Two-factor authentication (2FA) strengthens the security of online account access (authentication) by making users provide two distinct forms of mandatory user identification. This prevents hackers from accessing private user information easily by enhancing overall security.
Two-Factor Authentication (2FA) works by adding additional login credentials – beyond username and password – to gain account access. Getting the second credential requires access to something that belongs solely to the user, without which it’s impossible to enter the user account. This additional security effectively makes it impossible for hackers to access an account using only stolen login/password information.
HOW TO SET UP TWO FACTOR AUTHENTICATION FOR WORDPRESS
To enable 2FA for WordPress, you need to install an additional plugin called WP 2FA. If you run a multi-user WordPress website such as a membership site, then this plugin allows you to enable or enforce two-factor authentication for all the users on your site.
Step 1: Install the WP 2FA Plugin
- First, download the plugin zip file using the URL given below and save it to your local computer.
- Now, from the Admin Dashboard, simply head over to Plugins from the left menu and click on the submenu Add New.
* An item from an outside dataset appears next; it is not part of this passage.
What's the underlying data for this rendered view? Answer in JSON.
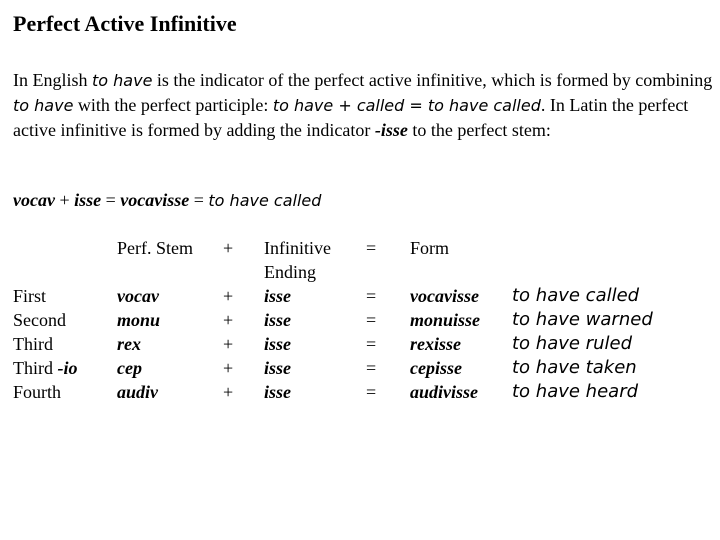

- Install the WP 2FA from your Plugins page.
Here’s how you can install the WP 2FA plugin:
From the Add Plugins page (shown below), click on Choose File button and upload the zip file you saved to your local computer.
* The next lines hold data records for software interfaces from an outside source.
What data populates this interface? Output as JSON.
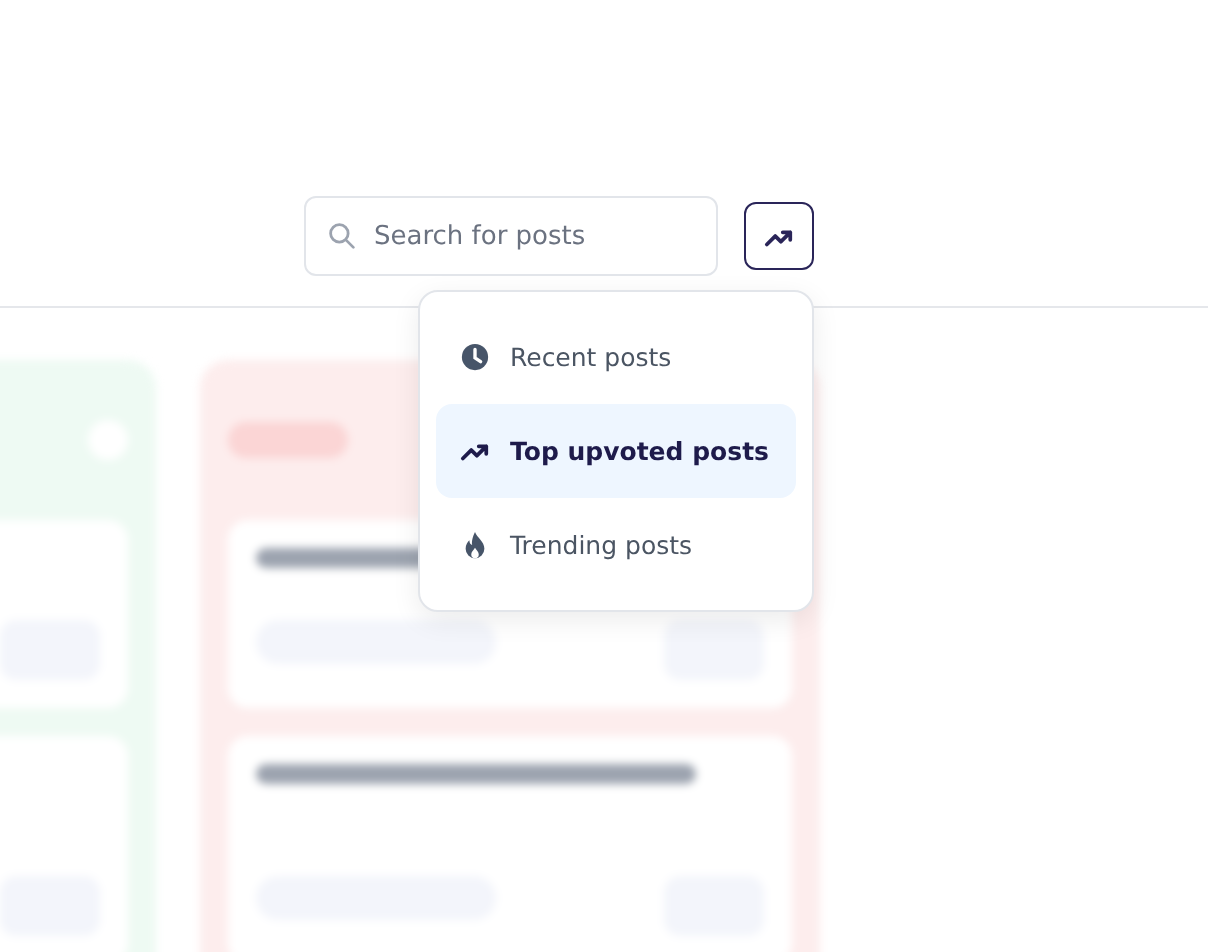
{
  "search": {
    "placeholder": "Search for posts"
  },
  "sort_button": {
    "active": true
  },
  "sort_menu": {
    "items": [
      {
        "label": "Recent posts",
        "kind": "clock",
        "selected": false
      },
      {
        "label": "Top upvoted posts",
        "kind": "trend",
        "selected": true
      },
      {
        "label": "Trending posts",
        "kind": "fire",
        "selected": false
      }
    ]
  }
}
- Click on Install Now to install the WordPress 2FA Plugin.
- After installing the plugin, Activate it.
Step 2: Configure the Admin Panel To Enable 2FA
- From the Plugins section, select the WP 2FA plugin from the Installed plugins and configure the 2FA settings.
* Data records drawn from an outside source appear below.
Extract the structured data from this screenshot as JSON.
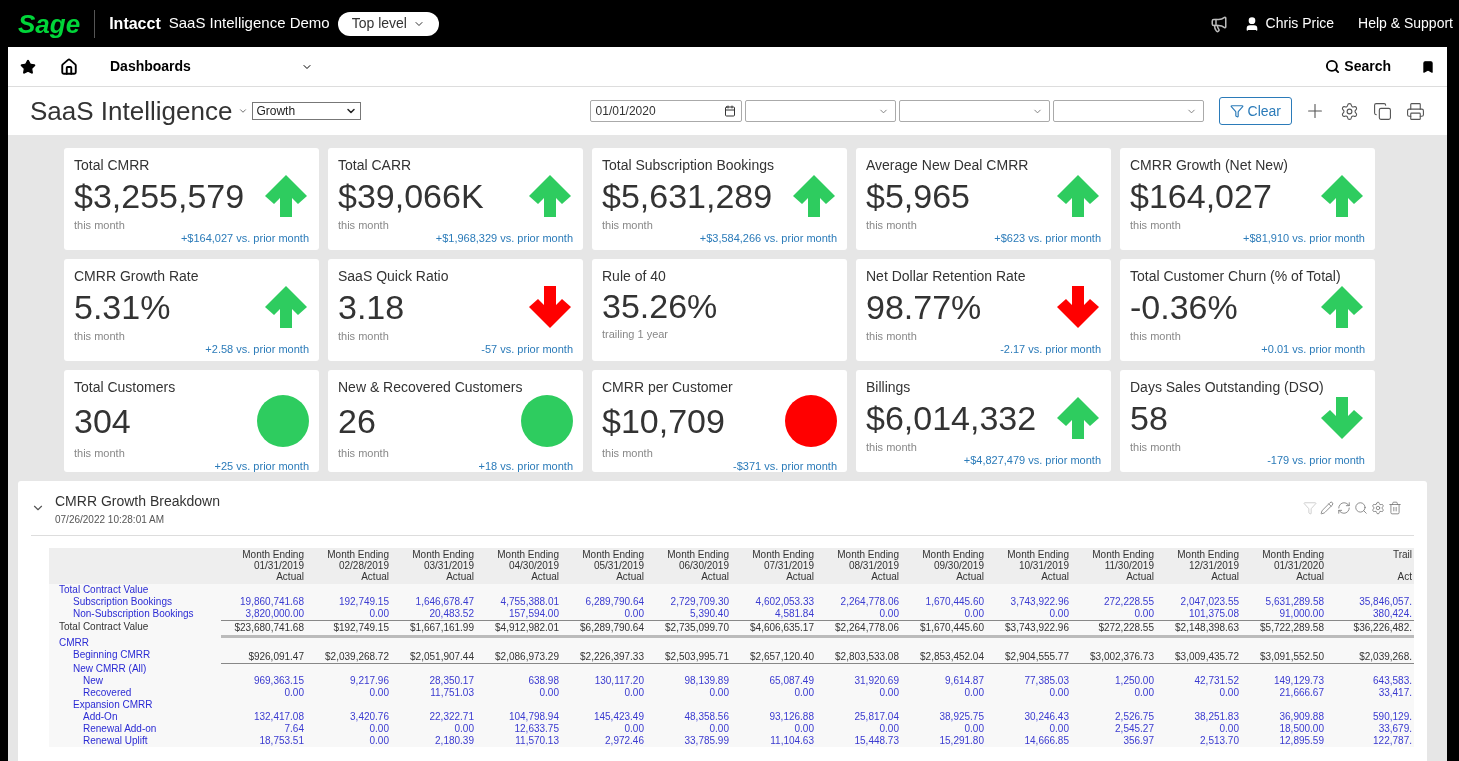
{
  "top_bar": {
    "logo": "Sage",
    "product": "Intacct",
    "company": "SaaS Intelligence Demo",
    "level_button": "Top level",
    "user": "Chris Price",
    "help": "Help & Support"
  },
  "nav": {
    "menu": "Dashboards",
    "search": "Search"
  },
  "title_bar": {
    "title": "SaaS Intelligence",
    "view": "Growth",
    "date": "01/01/2020",
    "clear_button": "Clear"
  },
  "cards": [
    {
      "title": "Total CMRR",
      "value": "$3,255,579",
      "subtitle": "this month",
      "comparison": "+$164,027 vs. prior month",
      "kind": "up",
      "color": "#2ecc5f"
    },
    {
      "title": "Total CARR",
      "value": "$39,066K",
      "subtitle": "this month",
      "comparison": "+$1,968,329 vs. prior month",
      "kind": "up",
      "color": "#2ecc5f"
    },
    {
      "title": "Total Subscription Bookings",
      "value": "$5,631,289",
      "subtitle": "this month",
      "comparison": "+$3,584,266 vs. prior month",
      "kind": "up",
      "color": "#2ecc5f"
    },
    {
      "title": "Average New Deal CMRR",
      "value": "$5,965",
      "subtitle": "this month",
      "comparison": "+$623 vs. prior month",
      "kind": "up",
      "color": "#2ecc5f"
    },
    {
      "title": "CMRR Growth (Net New)",
      "value": "$164,027",
      "subtitle": "this month",
      "comparison": "+$81,910 vs. prior month",
      "kind": "up",
      "color": "#2ecc5f"
    },
    {
      "title": "CMRR Growth Rate",
      "value": "5.31%",
      "subtitle": "this month",
      "comparison": "+2.58 vs. prior month",
      "kind": "up",
      "color": "#2ecc5f"
    },
    {
      "title": "SaaS Quick Ratio",
      "value": "3.18",
      "subtitle": "this month",
      "comparison": "-57 vs. prior month",
      "kind": "down",
      "color": "#ff0000"
    },
    {
      "title": "Rule of 40",
      "value": "35.26%",
      "subtitle": "trailing 1 year"
    },
    {
      "title": "Net Dollar Retention Rate",
      "value": "98.77%",
      "subtitle": "this month",
      "comparison": "-2.17 vs. prior month",
      "kind": "down",
      "color": "#ff0000"
    },
    {
      "title": "Total Customer Churn (% of Total)",
      "value": "-0.36%",
      "subtitle": "this month",
      "comparison": "+0.01 vs. prior month",
      "kind": "up",
      "color": "#2ecc5f"
    },
    {
      "title": "Total Customers",
      "value": "304",
      "subtitle": "this month",
      "comparison": "+25 vs. prior month",
      "kind": "dot",
      "color": "#2ecc5f"
    },
    {
      "title": "New & Recovered Customers",
      "value": "26",
      "subtitle": "this month",
      "comparison": "+18 vs. prior month",
      "kind": "dot",
      "color": "#2ecc5f"
    },
    {
      "title": "CMRR per Customer",
      "value": "$10,709",
      "subtitle": "this month",
      "comparison": "-$371 vs. prior month",
      "kind": "dot",
      "color": "#ff0000"
    },
    {
      "title": "Billings",
      "value": "$6,014,332",
      "subtitle": "this month",
      "comparison": "+$4,827,479 vs. prior month",
      "kind": "up",
      "color": "#2ecc5f"
    },
    {
      "title": "Days Sales Outstanding (DSO)",
      "value": "58",
      "subtitle": "this month",
      "comparison": "-179 vs. prior month",
      "kind": "down",
      "color": "#2ecc5f"
    }
  ],
  "panel": {
    "title": "CMRR Growth Breakdown",
    "timestamp": "07/26/2022 10:28:01 AM",
    "expanded": true,
    "table": {
      "columns": [
        {
          "title": "Month Ending",
          "date": "01/31/2019",
          "type": "Actual"
        },
        {
          "title": "Month Ending",
          "date": "02/28/2019",
          "type": "Actual"
        },
        {
          "title": "Month Ending",
          "date": "03/31/2019",
          "type": "Actual"
        },
        {
          "title": "Month Ending",
          "date": "04/30/2019",
          "type": "Actual"
        },
        {
          "title": "Month Ending",
          "date": "05/31/2019",
          "type": "Actual"
        },
        {
          "title": "Month Ending",
          "date": "06/30/2019",
          "type": "Actual"
        },
        {
          "title": "Month Ending",
          "date": "07/31/2019",
          "type": "Actual"
        },
        {
          "title": "Month Ending",
          "date": "08/31/2019",
          "type": "Actual"
        },
        {
          "title": "Month Ending",
          "date": "09/30/2019",
          "type": "Actual"
        },
        {
          "title": "Month Ending",
          "date": "10/31/2019",
          "type": "Actual"
        },
        {
          "title": "Month Ending",
          "date": "11/30/2019",
          "type": "Actual"
        },
        {
          "title": "Month Ending",
          "date": "12/31/2019",
          "type": "Actual"
        },
        {
          "title": "Month Ending",
          "date": "01/31/2020",
          "type": "Actual"
        },
        {
          "title": "Trail",
          "type": "Act"
        }
      ],
      "rows": [
        {
          "label": "Total Contract Value",
          "kind": "group",
          "children": [
            {
              "label": "Subscription Bookings",
              "kind": "detail",
              "values": [
                "19,860,741.68",
                "192,749.15",
                "1,646,678.47",
                "4,755,388.01",
                "6,289,790.64",
                "2,729,709.30",
                "4,602,053.33",
                "2,264,778.06",
                "1,670,445.60",
                "3,743,922.96",
                "272,228.55",
                "2,047,023.55",
                "5,631,289.58",
                "35,846,057."
              ]
            },
            {
              "label": "Non-Subscription Bookings",
              "kind": "detail",
              "values": [
                "3,820,000.00",
                "0.00",
                "20,483.52",
                "157,594.00",
                "0.00",
                "5,390.40",
                "4,581.84",
                "0.00",
                "0.00",
                "0.00",
                "0.00",
                "101,375.08",
                "91,000.00",
                "380,424."
              ]
            }
          ]
        },
        {
          "label": "Total Contract Value",
          "kind": "total",
          "values": [
            "$23,680,741.68",
            "$192,749.15",
            "$1,667,161.99",
            "$4,912,982.01",
            "$6,289,790.64",
            "$2,735,099.70",
            "$4,606,635.17",
            "$2,264,778.06",
            "$1,670,445.60",
            "$3,743,922.96",
            "$272,228.55",
            "$2,148,398.63",
            "$5,722,289.58",
            "$36,226,482."
          ]
        },
        {
          "label": "CMRR",
          "kind": "group",
          "children": [
            {
              "label": "Beginning CMRR",
              "kind": "subtotal",
              "values": [
                "$926,091.47",
                "$2,039,268.72",
                "$2,051,907.44",
                "$2,086,973.29",
                "$2,226,397.33",
                "$2,503,995.71",
                "$2,657,120.40",
                "$2,803,533.08",
                "$2,853,452.04",
                "$2,904,555.77",
                "$3,002,376.73",
                "$3,009,435.72",
                "$3,091,552.50",
                "$2,039,268."
              ]
            },
            {
              "label": "New CMRR (All)",
              "kind": "group",
              "children": [
                {
                  "label": "New",
                  "kind": "detail",
                  "values": [
                    "969,363.15",
                    "9,217.96",
                    "28,350.17",
                    "638.98",
                    "130,117.20",
                    "98,139.89",
                    "65,087.49",
                    "31,920.69",
                    "9,614.87",
                    "77,385.03",
                    "1,250.00",
                    "42,731.52",
                    "149,129.73",
                    "643,583."
                  ]
                },
                {
                  "label": "Recovered",
                  "kind": "detail",
                  "values": [
                    "0.00",
                    "0.00",
                    "11,751.03",
                    "0.00",
                    "0.00",
                    "0.00",
                    "0.00",
                    "0.00",
                    "0.00",
                    "0.00",
                    "0.00",
                    "0.00",
                    "21,666.67",
                    "33,417."
                  ]
                }
              ]
            },
            {
              "label": "Expansion CMRR",
              "kind": "group",
              "children": [
                {
                  "label": "Add-On",
                  "kind": "detail",
                  "values": [
                    "132,417.08",
                    "3,420.76",
                    "22,322.71",
                    "104,798.94",
                    "145,423.49",
                    "48,358.56",
                    "93,126.88",
                    "25,817.04",
                    "38,925.75",
                    "30,246.43",
                    "2,526.75",
                    "38,251.83",
                    "36,909.88",
                    "590,129."
                  ]
                },
                {
                  "label": "Renewal Add-on",
                  "kind": "detail",
                  "values": [
                    "7.64",
                    "0.00",
                    "0.00",
                    "12,633.75",
                    "0.00",
                    "0.00",
                    "0.00",
                    "0.00",
                    "0.00",
                    "0.00",
                    "2,545.27",
                    "0.00",
                    "18,500.00",
                    "33,679."
                  ]
                },
                {
                  "label": "Renewal Uplift",
                  "kind": "detail",
                  "values": [
                    "18,753.51",
                    "0.00",
                    "2,180.39",
                    "11,570.13",
                    "2,972.46",
                    "33,785.99",
                    "11,104.63",
                    "15,448.73",
                    "15,291.80",
                    "14,666.85",
                    "356.97",
                    "2,513.70",
                    "12,895.59",
                    "122,787."
                  ]
                }
              ]
            }
          ]
        }
      ]
    }
  }
}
- Choose ‘All users‘ when asked for preference in enforcing 2FA on users.
- Set the Grace period to ‘Users have to configure 2FA straight away.‘.
- Save the settings you have chosen.
Step 3: Configuring 2FA On User Dashboard
On their very next login, users will see a message (as given below) before they can start viewing the dashboard.
The plugin will now ask you to choose an authentication method. It comes with two options (app or email), but it is recommended to choose the authentication via app method, as it is more secure and reliable.
- Select ‘One-time code generated with your app of choice (reliable and secure).‘
- Click on the Next Step button to continue.
The plugin will now show you a QR code which you need to scan using an authenticator app (for example, google authenticator app). An authenticator app is a smartphone app that generates a temporary one-time password for the accounts that you save in it. The authenticator app will now save your website account, and it will start showing one-time passwords that you can use to log in.
- Scroll down and click on the “I’m Ready” button to continue.
The plugin will now ask you to verify your one-time password. Click on your account in the authenticator app, and it will show you a six-digit one-time password that you can enter.
▪ Select ‘Validate & Save Configuration’ and Continue.
After that, the plugin will give you an option to generate and save the backup codes. These codes can be used in case you don’t have access to your phone. It is advisable to print these backup codes and put them somewhere safe. You can exit the setup wizard after these steps.
Note: Users can access the dashboard only if they have set up the 2FA as suggested above.
On the next login, the user will be asked an authentication code (in addition to password) as below.
Two-factor authentication is an add-on security system that requires two distinct forms of identification in order to access something. WP2FA is the most recommended plugin to enable multi-factor authentication in WordPress as it is easy to use and maintains security. Even non-technical users can set up this plugin if they follow the step-by-step instructions given in this document.
About the Author
Sreedevi J S
Cloud Dev-Ops Engineer | Cloud Control
Cloud DevOps Engineer with more than three years of experience supporting, automating and optimizing deployments to hybrid cloud platforms using DevOps processes, tools, CI/CD, containers, and Kubernetes in both production and development environments.